→ **INFORMATION**

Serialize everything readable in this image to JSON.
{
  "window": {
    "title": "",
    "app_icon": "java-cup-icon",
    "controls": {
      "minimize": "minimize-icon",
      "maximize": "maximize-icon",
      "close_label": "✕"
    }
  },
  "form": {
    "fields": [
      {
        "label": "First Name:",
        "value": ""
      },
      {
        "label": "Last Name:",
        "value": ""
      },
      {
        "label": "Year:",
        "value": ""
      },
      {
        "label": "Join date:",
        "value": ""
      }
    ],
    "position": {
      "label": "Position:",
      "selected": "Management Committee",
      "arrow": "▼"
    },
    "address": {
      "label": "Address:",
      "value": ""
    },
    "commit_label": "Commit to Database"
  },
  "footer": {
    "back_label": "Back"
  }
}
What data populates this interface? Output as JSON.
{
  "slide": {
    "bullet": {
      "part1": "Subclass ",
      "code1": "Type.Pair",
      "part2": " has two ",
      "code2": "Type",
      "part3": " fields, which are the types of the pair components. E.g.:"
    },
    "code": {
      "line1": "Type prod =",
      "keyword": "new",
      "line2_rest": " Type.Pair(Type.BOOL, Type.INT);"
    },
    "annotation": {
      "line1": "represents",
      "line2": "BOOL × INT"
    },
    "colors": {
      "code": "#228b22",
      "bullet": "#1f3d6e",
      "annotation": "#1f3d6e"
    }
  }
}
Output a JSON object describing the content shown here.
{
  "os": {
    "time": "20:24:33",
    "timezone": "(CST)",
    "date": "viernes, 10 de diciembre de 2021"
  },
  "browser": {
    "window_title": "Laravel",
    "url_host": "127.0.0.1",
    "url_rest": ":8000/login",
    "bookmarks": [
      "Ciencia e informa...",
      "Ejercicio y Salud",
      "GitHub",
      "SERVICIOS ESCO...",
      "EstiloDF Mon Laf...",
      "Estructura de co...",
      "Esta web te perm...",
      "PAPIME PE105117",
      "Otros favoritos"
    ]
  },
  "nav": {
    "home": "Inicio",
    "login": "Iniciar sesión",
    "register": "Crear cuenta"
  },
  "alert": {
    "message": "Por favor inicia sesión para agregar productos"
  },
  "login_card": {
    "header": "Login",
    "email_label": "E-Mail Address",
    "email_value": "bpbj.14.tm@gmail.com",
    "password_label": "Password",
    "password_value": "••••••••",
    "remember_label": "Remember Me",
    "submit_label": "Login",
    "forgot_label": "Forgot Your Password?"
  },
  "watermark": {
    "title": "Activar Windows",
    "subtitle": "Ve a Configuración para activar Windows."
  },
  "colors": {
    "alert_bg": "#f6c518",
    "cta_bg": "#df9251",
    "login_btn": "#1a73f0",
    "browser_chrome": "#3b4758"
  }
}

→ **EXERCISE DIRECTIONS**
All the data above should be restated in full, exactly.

→ **RESULT OF THIS TASK**
Serialize everything readable in this image to JSON.
{
  "window": {
    "title": "",
    "app_icon": "java-cup-icon",
    "controls": {
      "minimize": "minimize-icon",
      "maximize": "maximize-icon",
      "close_label": "✕"
    }
  },
  "form": {
    "fields": [
      {
        "label": "First Name:",
        "value": ""
      },
      {
        "label": "Last Name:",
        "value": ""
      },
      {
        "label": "Year:",
        "value": ""
      },
      {
        "label": "Join date:",
        "value": ""
      }
    ],
    "position": {
      "label": "Position:",
      "selected": "Management Committee",
      "arrow": "▼"
    },
    "address": {
      "label": "Address:",
      "value": ""
    },
    "commit_label": "Commit to Database"
  },
  "footer": {
    "back_label": "Back"
  }
}
What data populates this interface? Output as JSON.
{
  "slide": {
    "bullet": {
      "part1": "Subclass ",
      "code1": "Type.Pair",
      "part2": " has two ",
      "code2": "Type",
      "part3": " fields, which are the types of the pair components. E.g.:"
    },
    "code": {
      "line1": "Type prod =",
      "keyword": "new",
      "line2_rest": " Type.Pair(Type.BOOL, Type.INT);"
    },
    "annotation": {
      "line1": "represents",
      "line2": "BOOL × INT"
    },
    "colors": {
      "code": "#228b22",
      "bullet": "#1f3d6e",
      "annotation": "#1f3d6e"
    }
  }
}
Output a JSON object describing the content shown here.
{
  "os": {
    "time": "20:24:33",
    "timezone": "(CST)",
    "date": "viernes, 10 de diciembre de 2021"
  },
  "browser": {
    "window_title": "Laravel",
    "url_host": "127.0.0.1",
    "url_rest": ":8000/login",
    "bookmarks": [
      "Ciencia e informa...",
      "Ejercicio y Salud",
      "GitHub",
      "SERVICIOS ESCO...",
      "EstiloDF Mon Laf...",
      "Estructura de co...",
      "Esta web te perm...",
      "PAPIME PE105117",
      "Otros favoritos"
    ]
  },
  "nav": {
    "home": "Inicio",
    "login": "Iniciar sesión",
    "register": "Crear cuenta"
  },
  "alert": {
    "message": "Por favor inicia sesión para agregar productos"
  },
  "login_card": {
    "header": "Login",
    "email_label": "E-Mail Address",
    "email_value": "bpbj.14.tm@gmail.com",
    "password_label": "Password",
    "password_value": "••••••••",
    "remember_label": "Remember Me",
    "submit_label": "Login",
    "forgot_label": "Forgot Your Password?"
  },
  "watermark": {
    "title": "Activar Windows",
    "subtitle": "Ve a Configuración para activar Windows."
  },
  "colors": {
    "alert_bg": "#f6c518",
    "cta_bg": "#df9251",
    "login_btn": "#1a73f0",
    "browser_chrome": "#3b4758"
  }
}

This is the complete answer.